::: GIVEN DATA
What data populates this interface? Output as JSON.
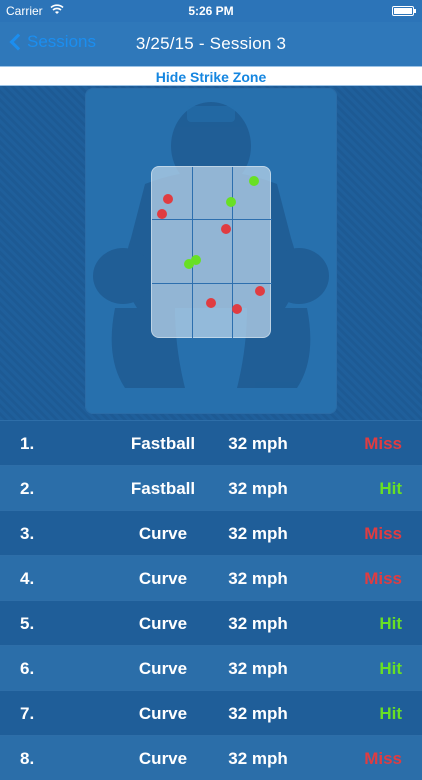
{
  "status_bar": {
    "carrier": "Carrier",
    "time": "5:26 PM"
  },
  "nav": {
    "back_label": "Sessions",
    "title": "3/25/15 - Session 3"
  },
  "toggle": {
    "label": "Hide Strike Zone"
  },
  "colors": {
    "miss": "#e03c41",
    "hit": "#68e024",
    "accent": "#1586e0"
  },
  "pitches": [
    {
      "num": "1.",
      "type": "Fastball",
      "speed": "32 mph",
      "result": "Miss"
    },
    {
      "num": "2.",
      "type": "Fastball",
      "speed": "32 mph",
      "result": "Hit"
    },
    {
      "num": "3.",
      "type": "Curve",
      "speed": "32 mph",
      "result": "Miss"
    },
    {
      "num": "4.",
      "type": "Curve",
      "speed": "32 mph",
      "result": "Miss"
    },
    {
      "num": "5.",
      "type": "Curve",
      "speed": "32 mph",
      "result": "Hit"
    },
    {
      "num": "6.",
      "type": "Curve",
      "speed": "32 mph",
      "result": "Hit"
    },
    {
      "num": "7.",
      "type": "Curve",
      "speed": "32 mph",
      "result": "Hit"
    },
    {
      "num": "8.",
      "type": "Curve",
      "speed": "32 mph",
      "result": "Miss"
    }
  ]
}
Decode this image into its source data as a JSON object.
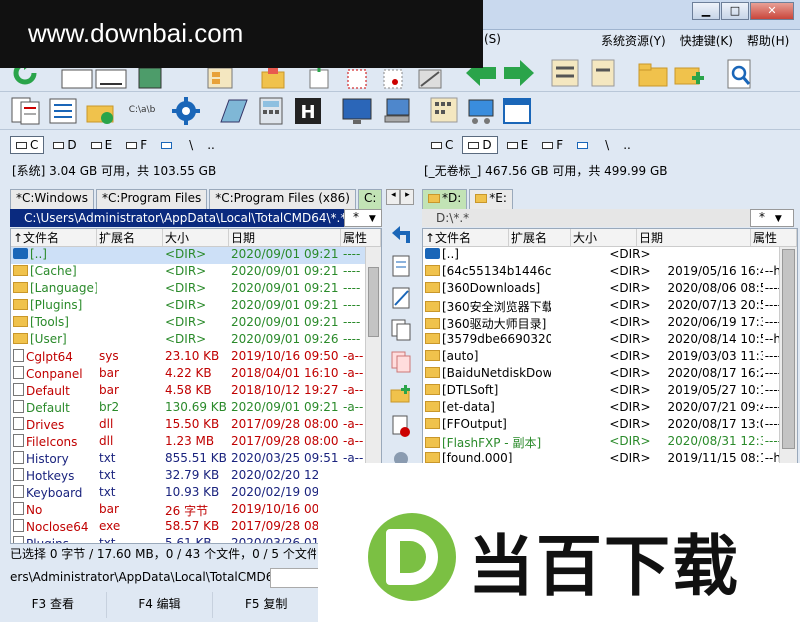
{
  "watermark": "www.downbai.com",
  "menubar": [
    "(S)",
    "系统资源(Y)",
    "快捷键(K)",
    "帮助(H)"
  ],
  "window_buttons": {
    "minimize": "▁",
    "maximize": "□",
    "close": "✕"
  },
  "left": {
    "drives": [
      "C",
      "D",
      "E",
      "F",
      "\\",
      ".."
    ],
    "active_drive": "C",
    "space_info": "[系统]  3.04 GB 可用，共 103.55 GB",
    "tabs": [
      "*C:Windows",
      "*C:Program Files",
      "*C:Program Files (x86)",
      "C:"
    ],
    "path": "C:\\Users\\Administrator\\AppData\\Local\\TotalCMD64\\*.*",
    "filter": "*",
    "headers": [
      "↑文件名",
      "扩展名",
      "大小",
      "日期",
      "属性"
    ],
    "rows": [
      {
        "icon": "up",
        "name": "[..]",
        "ext": "",
        "size": "<DIR>",
        "date": "2020/09/01 09:21",
        "attr": "----",
        "color": "#2a8a2a",
        "selected": true
      },
      {
        "icon": "folder",
        "name": "[Cache]",
        "ext": "",
        "size": "<DIR>",
        "date": "2020/09/01 09:21",
        "attr": "----",
        "color": "#2a8a2a"
      },
      {
        "icon": "folder",
        "name": "[Language]",
        "ext": "",
        "size": "<DIR>",
        "date": "2020/09/01 09:21",
        "attr": "----",
        "color": "#2a8a2a"
      },
      {
        "icon": "folder",
        "name": "[Plugins]",
        "ext": "",
        "size": "<DIR>",
        "date": "2020/09/01 09:21",
        "attr": "----",
        "color": "#2a8a2a"
      },
      {
        "icon": "folder",
        "name": "[Tools]",
        "ext": "",
        "size": "<DIR>",
        "date": "2020/09/01 09:21",
        "attr": "----",
        "color": "#2a8a2a"
      },
      {
        "icon": "folder",
        "name": "[User]",
        "ext": "",
        "size": "<DIR>",
        "date": "2020/09/01 09:26",
        "attr": "----",
        "color": "#2a8a2a"
      },
      {
        "icon": "doc",
        "name": "Cglpt64",
        "ext": "sys",
        "size": "23.10 KB",
        "date": "2019/10/16 09:50",
        "attr": "-a--",
        "color": "#c00000"
      },
      {
        "icon": "doc",
        "name": "Conpanel",
        "ext": "bar",
        "size": "4.22 KB",
        "date": "2018/04/01 16:10",
        "attr": "-a--",
        "color": "#c00000"
      },
      {
        "icon": "doc",
        "name": "Default",
        "ext": "bar",
        "size": "4.58 KB",
        "date": "2018/10/12 19:27",
        "attr": "-a--",
        "color": "#c00000"
      },
      {
        "icon": "doc",
        "name": "Default",
        "ext": "br2",
        "size": "130.69 KB",
        "date": "2020/09/01 09:21",
        "attr": "-a--",
        "color": "#2a8a2a"
      },
      {
        "icon": "doc",
        "name": "Drives",
        "ext": "dll",
        "size": "15.50 KB",
        "date": "2017/09/28 08:00",
        "attr": "-a--",
        "color": "#c00000"
      },
      {
        "icon": "doc",
        "name": "FileIcons",
        "ext": "dll",
        "size": "1.23 MB",
        "date": "2017/09/28 08:00",
        "attr": "-a--",
        "color": "#c00000"
      },
      {
        "icon": "doc",
        "name": "History",
        "ext": "txt",
        "size": "855.51 KB",
        "date": "2020/03/25 09:51",
        "attr": "-a--",
        "color": "#1a237e"
      },
      {
        "icon": "doc",
        "name": "Hotkeys",
        "ext": "txt",
        "size": "32.79 KB",
        "date": "2020/02/20 12:",
        "attr": "",
        "color": "#1a237e"
      },
      {
        "icon": "doc",
        "name": "Keyboard",
        "ext": "txt",
        "size": "10.93 KB",
        "date": "2020/02/19 09:",
        "attr": "",
        "color": "#1a237e"
      },
      {
        "icon": "doc",
        "name": "No",
        "ext": "bar",
        "size": "26 字节",
        "date": "2019/10/16 00:",
        "attr": "",
        "color": "#c00000"
      },
      {
        "icon": "doc",
        "name": "Noclose64",
        "ext": "exe",
        "size": "58.57 KB",
        "date": "2017/09/28 08:",
        "attr": "",
        "color": "#c00000"
      },
      {
        "icon": "doc",
        "name": "Plugins",
        "ext": "txt",
        "size": "5.61 KB",
        "date": "2020/03/26 01:",
        "attr": "",
        "color": "#1a237e"
      }
    ],
    "status": "已选择 0 字节 / 17.60 MB，0 / 43 个文件，0 / 5 个文件"
  },
  "right": {
    "drives": [
      "C",
      "D",
      "E",
      "F",
      "\\",
      ".."
    ],
    "active_drive": "D",
    "space_info": "[_无卷标_]  467.56 GB 可用，共 499.99 GB",
    "tabs": [
      "*D:",
      "*E:"
    ],
    "path": "D:\\*.*",
    "filter": "*",
    "headers": [
      "↑文件名",
      "扩展名",
      "大小",
      "日期",
      "属性"
    ],
    "rows": [
      {
        "icon": "up",
        "name": "[..]",
        "ext": "",
        "size": "<DIR>",
        "date": "",
        "attr": "",
        "color": "#000000"
      },
      {
        "icon": "folder",
        "name": "[64c55134b1446c2c..]",
        "ext": "",
        "size": "<DIR>",
        "date": "2019/05/16 16:41",
        "attr": "--h-",
        "color": "#000000"
      },
      {
        "icon": "folder",
        "name": "[360Downloads]",
        "ext": "",
        "size": "<DIR>",
        "date": "2020/08/06 08:59",
        "attr": "----",
        "color": "#000000"
      },
      {
        "icon": "folder",
        "name": "[360安全浏览器下载]",
        "ext": "",
        "size": "<DIR>",
        "date": "2020/07/13 20:51",
        "attr": "----",
        "color": "#000000"
      },
      {
        "icon": "folder",
        "name": "[360驱动大师目录]",
        "ext": "",
        "size": "<DIR>",
        "date": "2020/06/19 17:30",
        "attr": "----",
        "color": "#000000"
      },
      {
        "icon": "folder",
        "name": "[3579dbe66903204..]",
        "ext": "",
        "size": "<DIR>",
        "date": "2020/08/14 10:52",
        "attr": "--h-",
        "color": "#000000"
      },
      {
        "icon": "folder",
        "name": "[auto]",
        "ext": "",
        "size": "<DIR>",
        "date": "2019/03/03 11:32",
        "attr": "----",
        "color": "#000000"
      },
      {
        "icon": "folder",
        "name": "[BaiduNetdiskDownlo..]",
        "ext": "",
        "size": "<DIR>",
        "date": "2020/08/17 16:21",
        "attr": "----",
        "color": "#000000"
      },
      {
        "icon": "folder",
        "name": "[DTLSoft]",
        "ext": "",
        "size": "<DIR>",
        "date": "2019/05/27 10:13",
        "attr": "----",
        "color": "#000000"
      },
      {
        "icon": "folder",
        "name": "[et-data]",
        "ext": "",
        "size": "<DIR>",
        "date": "2020/07/21 09:44",
        "attr": "----",
        "color": "#000000"
      },
      {
        "icon": "folder",
        "name": "[FFOutput]",
        "ext": "",
        "size": "<DIR>",
        "date": "2020/08/17 13:00",
        "attr": "----",
        "color": "#000000"
      },
      {
        "icon": "folder",
        "name": "[FlashFXP - 副本]",
        "ext": "",
        "size": "<DIR>",
        "date": "2020/08/31 12:32",
        "attr": "----",
        "color": "#2a8a2a"
      },
      {
        "icon": "folder",
        "name": "[found.000]",
        "ext": "",
        "size": "<DIR>",
        "date": "2019/11/15 08:19",
        "attr": "--hs",
        "color": "#000000"
      }
    ]
  },
  "cmdline": "ers\\Administrator\\AppData\\Local\\TotalCMD64>",
  "fkeys": [
    "F3 查看",
    "F4 编辑",
    "F5 复制"
  ],
  "logo_text": "当百下载",
  "toolbar_path_label": "C:\\a\\b"
}
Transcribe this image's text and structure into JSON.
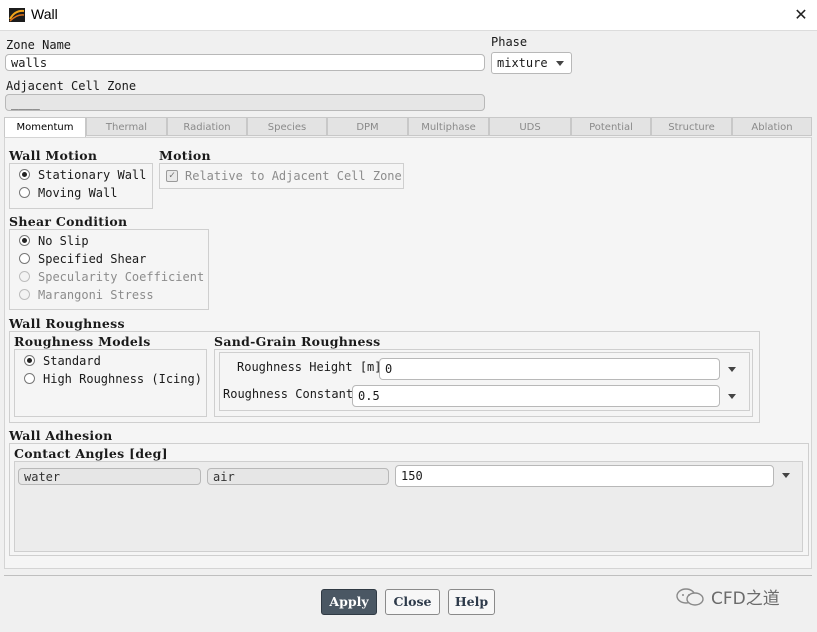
{
  "window": {
    "title": "Wall"
  },
  "zone_name": {
    "label": "Zone Name",
    "value": "walls"
  },
  "phase": {
    "label": "Phase",
    "value": "mixture"
  },
  "adjacent_cell_zone": {
    "label": "Adjacent Cell Zone",
    "value": "____"
  },
  "tabs": [
    "Momentum",
    "Thermal",
    "Radiation",
    "Species",
    "DPM",
    "Multiphase",
    "UDS",
    "Potential",
    "Structure",
    "Ablation"
  ],
  "active_tab": "Momentum",
  "wall_motion": {
    "title": "Wall Motion",
    "options": [
      "Stationary Wall",
      "Moving Wall"
    ],
    "selected": "Stationary Wall"
  },
  "motion": {
    "title": "Motion",
    "relative_label": "Relative to Adjacent Cell Zone",
    "relative_checked": true
  },
  "shear_condition": {
    "title": "Shear Condition",
    "options": [
      "No Slip",
      "Specified Shear",
      "Specularity Coefficient",
      "Marangoni Stress"
    ],
    "selected": "No Slip"
  },
  "wall_roughness": {
    "title": "Wall Roughness",
    "models_title": "Roughness Models",
    "models": [
      "Standard",
      "High Roughness (Icing)"
    ],
    "selected": "Standard",
    "sand_grain_title": "Sand-Grain Roughness",
    "height_label": "Roughness Height [m]",
    "height_value": "0",
    "constant_label": "Roughness Constant",
    "constant_value": "0.5"
  },
  "wall_adhesion": {
    "title": "Wall Adhesion",
    "contact_title": "Contact Angles [deg]",
    "phase1": "water",
    "phase2": "air",
    "angle": "150"
  },
  "buttons": {
    "apply": "Apply",
    "close": "Close",
    "help": "Help"
  },
  "watermark": "CFD之道",
  "icons": {
    "app": "fluent-logo-icon",
    "close": "close-icon",
    "dropdown": "chevron-down-icon",
    "watermark": "wechat-icon"
  },
  "colors": {
    "primary_button": "#4a5763",
    "background": "#f0f0f0"
  }
}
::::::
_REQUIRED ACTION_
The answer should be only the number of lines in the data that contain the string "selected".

_OUTPUT FOR THIS TASK_
4